While the car was rebuilt in record time, considering the severity of the crash and the recent parts sourcing difficulties that have affected the automotive industry, Johnson says that the first Factory X race at the U.S. Nationals in Indianapolis was a classic case of battling new-car gremlins.

“We didn’t make the first pass in the car until the Tuesday before Indy. It wasn’t quite sorted out when we made those first few runs, and later we found that the car was actually running on seven cylinders. After we got that figured out, the car suddenly had another 200 horsepower that it didn’t have during testing, so of course it blew the tires off in the first round of the event. The car’s been a little bit of a beast to sort out – with the little tire on the car it’s easy to get wheelspin. You really have to manage the power, especially in the first 20 feet of the track. But with every run we’ve made we’ve learned something, and the car keeps getting quicker.”

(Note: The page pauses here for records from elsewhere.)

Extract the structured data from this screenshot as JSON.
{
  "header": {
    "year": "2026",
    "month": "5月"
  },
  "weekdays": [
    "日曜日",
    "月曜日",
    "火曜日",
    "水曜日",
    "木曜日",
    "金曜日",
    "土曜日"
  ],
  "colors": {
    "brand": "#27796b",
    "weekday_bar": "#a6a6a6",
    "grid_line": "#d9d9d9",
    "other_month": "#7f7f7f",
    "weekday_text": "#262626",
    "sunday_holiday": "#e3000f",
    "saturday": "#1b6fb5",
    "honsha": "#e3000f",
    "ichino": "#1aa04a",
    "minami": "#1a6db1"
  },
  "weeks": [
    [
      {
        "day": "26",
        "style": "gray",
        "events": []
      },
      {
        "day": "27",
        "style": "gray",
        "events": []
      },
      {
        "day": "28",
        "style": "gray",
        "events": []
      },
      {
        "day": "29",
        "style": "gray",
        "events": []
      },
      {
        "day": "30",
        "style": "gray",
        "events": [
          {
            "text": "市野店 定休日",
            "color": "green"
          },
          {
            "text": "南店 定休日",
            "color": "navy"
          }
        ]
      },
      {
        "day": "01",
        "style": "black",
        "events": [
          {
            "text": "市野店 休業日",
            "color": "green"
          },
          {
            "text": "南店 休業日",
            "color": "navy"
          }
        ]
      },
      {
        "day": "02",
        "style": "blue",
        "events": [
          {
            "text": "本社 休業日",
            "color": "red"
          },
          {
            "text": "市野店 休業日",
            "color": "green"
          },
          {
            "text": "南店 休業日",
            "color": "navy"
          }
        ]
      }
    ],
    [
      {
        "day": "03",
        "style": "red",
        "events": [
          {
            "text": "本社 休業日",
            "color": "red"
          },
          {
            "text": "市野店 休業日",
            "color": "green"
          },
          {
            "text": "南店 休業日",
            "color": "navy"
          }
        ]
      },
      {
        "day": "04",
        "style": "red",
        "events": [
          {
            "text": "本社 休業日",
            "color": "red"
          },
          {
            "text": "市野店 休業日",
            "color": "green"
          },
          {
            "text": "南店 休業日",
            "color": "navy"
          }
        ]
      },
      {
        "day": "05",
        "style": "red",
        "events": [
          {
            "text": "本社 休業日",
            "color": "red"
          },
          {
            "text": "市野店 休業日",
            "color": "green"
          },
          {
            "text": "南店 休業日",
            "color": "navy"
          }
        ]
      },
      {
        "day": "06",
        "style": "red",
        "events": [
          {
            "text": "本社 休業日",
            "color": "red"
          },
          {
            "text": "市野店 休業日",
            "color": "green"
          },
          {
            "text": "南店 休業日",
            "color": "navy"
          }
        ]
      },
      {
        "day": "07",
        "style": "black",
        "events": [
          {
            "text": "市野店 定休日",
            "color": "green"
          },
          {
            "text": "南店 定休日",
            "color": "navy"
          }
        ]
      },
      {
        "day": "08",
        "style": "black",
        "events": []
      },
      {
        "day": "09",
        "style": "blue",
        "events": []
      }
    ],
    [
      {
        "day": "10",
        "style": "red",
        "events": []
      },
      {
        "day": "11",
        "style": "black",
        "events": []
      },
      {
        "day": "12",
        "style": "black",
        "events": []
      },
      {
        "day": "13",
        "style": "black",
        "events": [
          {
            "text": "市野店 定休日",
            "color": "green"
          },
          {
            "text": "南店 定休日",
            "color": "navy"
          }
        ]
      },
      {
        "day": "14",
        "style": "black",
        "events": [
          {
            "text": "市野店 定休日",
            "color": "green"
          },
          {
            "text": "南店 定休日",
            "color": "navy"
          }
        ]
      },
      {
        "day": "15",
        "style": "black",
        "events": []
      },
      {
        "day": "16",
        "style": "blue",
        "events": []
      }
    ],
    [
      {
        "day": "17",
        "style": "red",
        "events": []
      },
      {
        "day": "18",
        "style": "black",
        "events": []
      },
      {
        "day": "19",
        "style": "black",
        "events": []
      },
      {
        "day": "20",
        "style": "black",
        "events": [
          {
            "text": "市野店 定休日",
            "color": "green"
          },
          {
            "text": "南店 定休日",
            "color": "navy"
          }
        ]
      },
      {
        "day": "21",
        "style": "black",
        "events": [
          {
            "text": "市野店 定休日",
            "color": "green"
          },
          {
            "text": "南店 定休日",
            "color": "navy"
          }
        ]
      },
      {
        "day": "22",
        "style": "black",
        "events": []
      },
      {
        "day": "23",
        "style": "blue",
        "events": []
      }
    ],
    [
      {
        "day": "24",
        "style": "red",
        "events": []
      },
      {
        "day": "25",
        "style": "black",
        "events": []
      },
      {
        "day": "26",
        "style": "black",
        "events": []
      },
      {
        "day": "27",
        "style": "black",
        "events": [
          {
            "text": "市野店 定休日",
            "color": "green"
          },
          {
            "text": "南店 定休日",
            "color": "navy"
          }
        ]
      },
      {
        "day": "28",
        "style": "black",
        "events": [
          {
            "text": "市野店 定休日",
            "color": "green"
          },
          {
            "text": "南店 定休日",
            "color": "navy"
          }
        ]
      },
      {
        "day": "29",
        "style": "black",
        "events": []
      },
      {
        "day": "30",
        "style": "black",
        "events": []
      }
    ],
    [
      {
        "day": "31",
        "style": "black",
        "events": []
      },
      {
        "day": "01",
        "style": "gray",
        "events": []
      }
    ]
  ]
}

Turk's team had little time to test before the Indy Nationals following the thrash to rebuild Blackbird X over the summer. As a result, they struggled early on with chassis setup and engine issues, limiting their competitiveness in the first event of the year.

Johnson tells us that the Blackbird team has been doing a lot of testing between events to further sort the car out, and when he was unavailable to drive in the weeks leading up to the St. Louis event, Funny Car driver Alex Laughlin stepped in to help. “He really showed them what not to do with the car. They kept going in the same direction in terms of trying to figure out how to run the car down low, and it just wasn’t working. They couldn’t give it enough power to make good 60ft and 330ft times. And that’s when they decided to make a big chassis change – something that would allow the car to handle more power. And that’s what they accomplished.”

Although a bad MAP sensor made the team’s first pass at St. Louis a wash, things turned around in dramatic fashion for the second round.

“We weren’t necessarily gunning for a 200-mph run in that round, but Geoff does all the tuning and he thought we could do it,” Johnson says. “I remember getting on the mic after we made the run and saying, ‘Now that felt like a race car, guys!’ That chassis adjustment just made everything click. We were able to put more power to the ground.”

To catch up to the rest of the Factory X field, testing, tuning, and development became a major priority for the team. When Johnson wasn't available for test sessions, Funny Car driver Alex Laughlin filled in. His work with the team helped reveal shortcomings in their overall chassis setup, which paved the way for the breakthrough 200 mph pass at World Wide Technology Raceway.

While the car is running better than ever, he notes that there’s likely still some room for further improvement. “With a new class like this, it’s a learning process for everyone. Nobody has ever raced this combination before, so there isn’t an established formula to work from.”

The final race of the NHRA Factory X presented by Holley season will take place at NHRA Nevada Nationals at The Strip at Las Vegas Motor Speedway Oct. 26–29. In the weeks leading up to the event, Johnson says the team will focus on finishing up some odds and ends as they set their sights on the next target. “One of the big goals is also to be the first team in the 6s. I think Geoff would love to see someone put out a bounty for that in the same way that Jesel did for 200 mph. In the meantime I’m sure he’ll be in the engine shop, hunting for more power.”


228 Posts


100 Posts